Our peer sessions were so important as we shared goals and learning and had the support and challenge that that offers. I had my first student field placement at Victoria Village United Church and in year Two at the Juvenile Detention centre on Jarvis street. I was looking for my second placement and I was strongly “encouraged” to change from my comfortable and familiar work in a congregational setting, to work on ministry in the world. Looking back, it was a wise push that I likely didn’t know how much I needed.
Life in residence often highlighted the special program that CCS provided. I couldn’t begin to say how many conversations I had with residents who were enrolled in the MDiv program at Emmanuel who openly wished they were learning some of what we were as they felt they would be more practically prepared for congregational life. To this day I can cringe when I am at a meeting that I can tell is bereft of any good planning processes!
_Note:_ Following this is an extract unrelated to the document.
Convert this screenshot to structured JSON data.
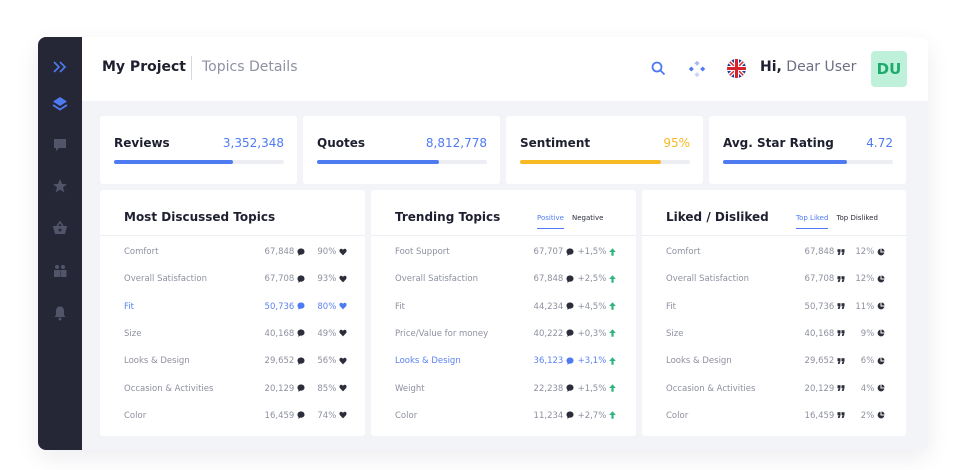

Images of learning the [David] KOLB model for experiential learning and preparing our core sessions with PGO’s (purpose, goals, objectives) at the top of our list for planning are still visceral sensations to me even now as I prepare for learning sessions with others. The early days of the spiral I think!
When we signed up for our learning sessions in groups, often depending on the goals we set at the beginning of the year – I remember us being intentional on balancing the head learning and the experiential learning. Helene Castel teaching us to use the experiential role play “The Game of Life” (that I remember so distinctly beginning to understand how privileged I was). We had some wonderful leadership from the community who came in an assisted us in our learning.
I remember distinctly the community of our core groups – and the learning and planning that came from that. I remember our faithful trying to figure out what ministry was going to be like for us. I remember a community of friends that kept me sane and hope-filled.
After 3 decades of ups and down, changes and challenges but mostly joy, I still am thankful for that pivotal sentence: “I think you would find a better fit for what you hope to do at the Centre for Christian Studies”.